Since I am claiming the right to ignore the normal cycle of the year’s end, it is an occasion for my ‘New Year’s’ resolutions, or at least pondering how I might challenge myself during the year ahead, beginning with this damnable blog! Should I lighten the burden of my life by its abandonment, or should I relax a bit, and confine its role to registering intemperate outbursts from time to time, hopefully for your sake not too often? Or should I soldier on, both pleasing Hilal and possibly accommodating my declining powers by aiming in the year ahead to produce no more than 50 instead of the insufferable 100 of 2010-11? Or should I just shut up, and let the muse decide on when and whether? I know that ‘resolutions’ are supposed to be commitments not questions, but this is the best that I can do for now as my muse is mute, perhaps in deference to my birthday. At least, it is this repeated sense of failure to live up to the resolve of resolutions that haunts most resolution-makers, but seems to exempt from self-criticism those that hide their weak will behind a façade of unanswered questions!
 
My most abiding lifelong political commitment is to side emotionally and actively with the underdog in conflict situations without attention to ethnic, religious, and class differences. This has been so since childhood. I have no idea why. My loving father was inclined toward elites,
 
respecting and trusting them, and worrying about, distrusting, and opposing those who would make things better, somewhat in the manner of being a principled Burkean conservative. He was deeply opposed to Communism in all forms, including if diluted to become ‘social democracy,’ and disliked even the New Deal response to the Great Depression. I suppose I would have to admit to forming a contrarian streak while still a boy as on the particulars of politics I found myself on opposite side of the political fence from the person who I then loved and respected most in the world. Although he died in 1956 I still feel his stern views as a judgment passed on my own, although softened by his loving tenderness that was always the dominant color of our relationship. It is strange how we never manage to move much beyond the shadows cast by our parents, nor do we wish to end this dialogue that is not ever interrupted even by untimely death.
 
More prosaically, living in Montreal for a few months without friends, a car, sports life, and books has made me appreciate the daily good fortune of living in Santa Barbara! Although there are some new discoveries that have accompanied this ‘deprived’ condition, the prospect of returning to the known of the Pacific West is satisfying. And one more observation on being a blogger: you never feel isolated or lonely, there are always present some feelings of connectedness although depending on their character, they may sometimes disturb more than they please, but such challenges do not age the soul!
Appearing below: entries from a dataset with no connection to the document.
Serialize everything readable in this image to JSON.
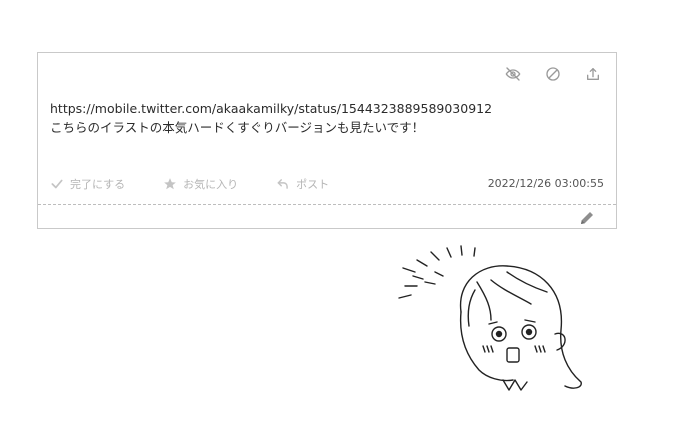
{
  "card": {
    "icons": {
      "hide": "eye-off-icon",
      "block": "block-icon",
      "share": "share-icon",
      "edit": "pencil-icon"
    },
    "message": {
      "line1": "https://mobile.twitter.com/akaakamilky/status/1544323889589030912",
      "line2": "こちらのイラストの本気ハードくすぐりバージョンも見たいです！"
    },
    "actions": {
      "complete": "完了にする",
      "favorite": "お気に入り",
      "post": "ポスト"
    },
    "timestamp": "2022/12/26 03:00:55"
  },
  "colors": {
    "border": "#c9c9c9",
    "icon": "#9a9a9a",
    "muted": "#b5b5b5",
    "text": "#2b2b2b"
  }
}
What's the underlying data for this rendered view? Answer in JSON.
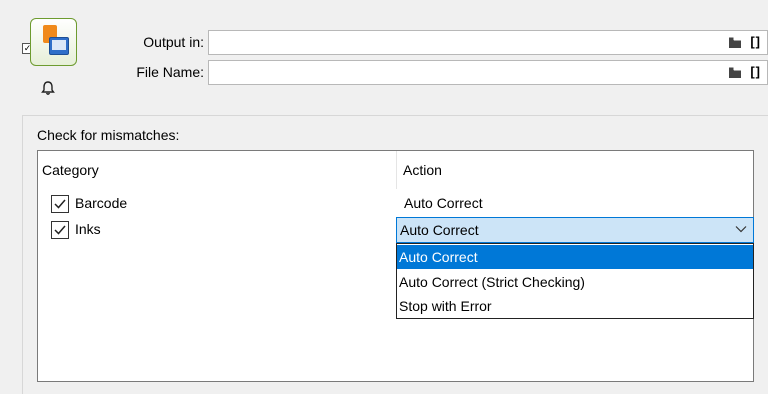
{
  "header": {
    "output_in_label": "Output in:",
    "output_in_value": "",
    "file_name_label": "File Name:",
    "file_name_value": "",
    "brackets": "[]"
  },
  "group": {
    "title": "Check for mismatches:"
  },
  "table": {
    "columns": [
      "Category",
      "Action"
    ],
    "rows": [
      {
        "category": "Barcode",
        "checked": true,
        "action": "Auto Correct"
      },
      {
        "category": "Inks",
        "checked": true,
        "action": "Auto Correct"
      }
    ]
  },
  "dropdown": {
    "selected": "Auto Correct",
    "options": [
      "Auto Correct",
      "Auto Correct (Strict Checking)",
      "Stop with Error"
    ]
  },
  "colors": {
    "selection": "#0078d7",
    "combo_bg": "#cce4f7"
  }
}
The truth is that I am not sure what to do in this rapidly unfolding future. I am most thankful for love, friendship, and health as gifts from heaven, and I will probably keep doing what I have been doing. It becomes harder at this age to contemplate serious alternatives, although little detours into the unknown are still possible and often bring fresh delight, as well as restorative energy. As with other stages of life, even this late one is only satisfying so long as it remains a learning experience that is receptive to surprise and novelty!
 
I do wish that a year from now the lines from the Yeats poem will seem quaint and obsolescent so far as the surrounding world situation is concerned, and will be replaced in 2012 by a more life-affirming lyric that thanks time’s angel for spreading its joy to the world. Maybe by then we will think about people as much as we now dwell on the perils of the Euro! Of course, happily, life didn’t begin or end for me at 80, and so I can only become 81 in a state of expectant bemusement!

Subscribe via RSS or Email:
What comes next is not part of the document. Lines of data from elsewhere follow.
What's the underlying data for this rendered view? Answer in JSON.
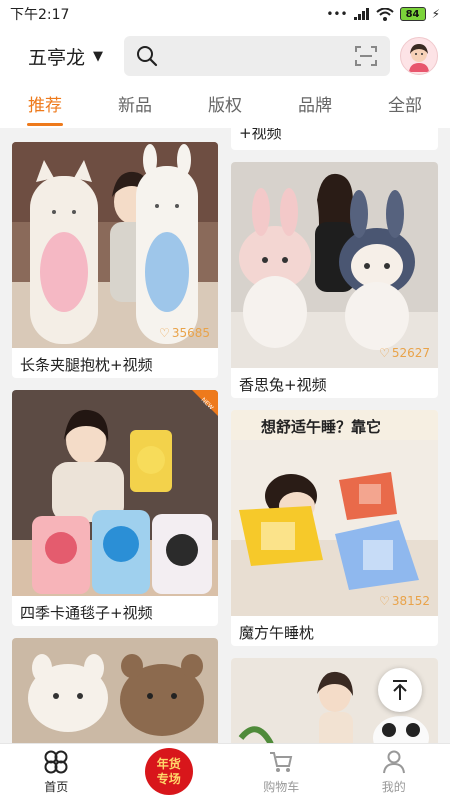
{
  "status_bar": {
    "time": "下午2:17",
    "battery": "84"
  },
  "header": {
    "location": "五亭龙"
  },
  "tabs": [
    {
      "label": "推荐",
      "active": true
    },
    {
      "label": "新品",
      "active": false
    },
    {
      "label": "版权",
      "active": false
    },
    {
      "label": "品牌",
      "active": false
    },
    {
      "label": "全部",
      "active": false
    }
  ],
  "feed": {
    "top_right_partial_caption": "+视频",
    "items": [
      {
        "caption": "长条夹腿抱枕+视频",
        "likes": "35685"
      },
      {
        "caption": "香思兔+视频",
        "likes": "52627"
      },
      {
        "caption": "四季卡通毯子+视频",
        "likes": "",
        "badge": "NEW"
      },
      {
        "caption": "魔方午睡枕",
        "likes": "38152",
        "banner_text": "想舒适午睡？靠它"
      }
    ]
  },
  "bottom_nav": {
    "items": [
      {
        "label": "首页",
        "active": true
      },
      {
        "label": "年货\n专场",
        "promo": true
      },
      {
        "label": "购物车",
        "active": false
      },
      {
        "label": "我的",
        "active": false
      }
    ],
    "promo_line1": "年货",
    "promo_line2": "专场"
  },
  "colors": {
    "accent": "#ee7a1c",
    "promo_red": "#d8161b",
    "likes": "#e9a34a"
  }
}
Donation

Thanks to all of our supporters for your generosity and your encouragement of an independent press!

Enter Amount:

Login
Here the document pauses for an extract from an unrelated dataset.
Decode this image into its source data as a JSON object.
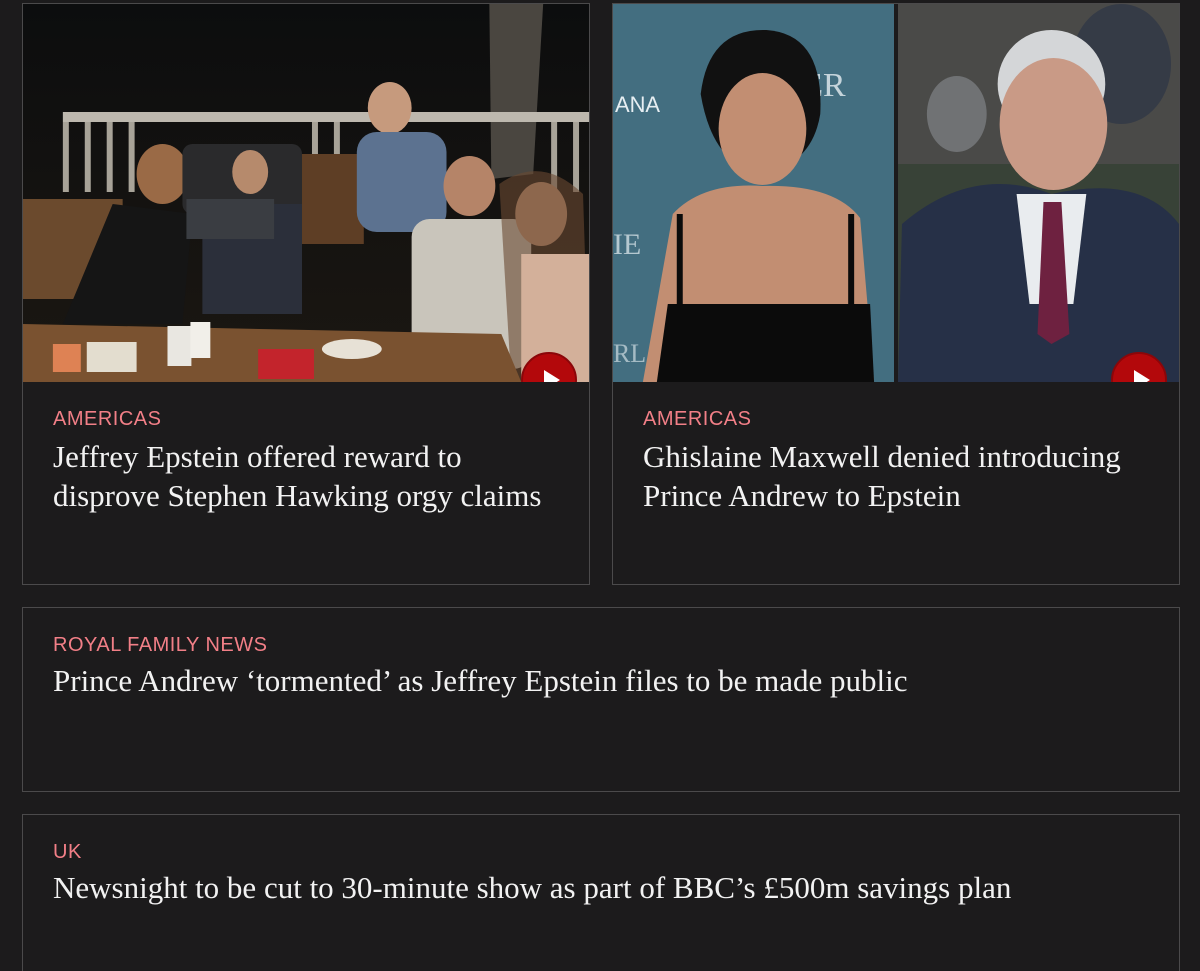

Login reminder Forgot login?

Subscribe to MWC News Alert

Email Address

Subscribe in a reader Facebok page Twitter page

Week in Pictures

Heavy rains paralyse India

Journey of Rohingya refugees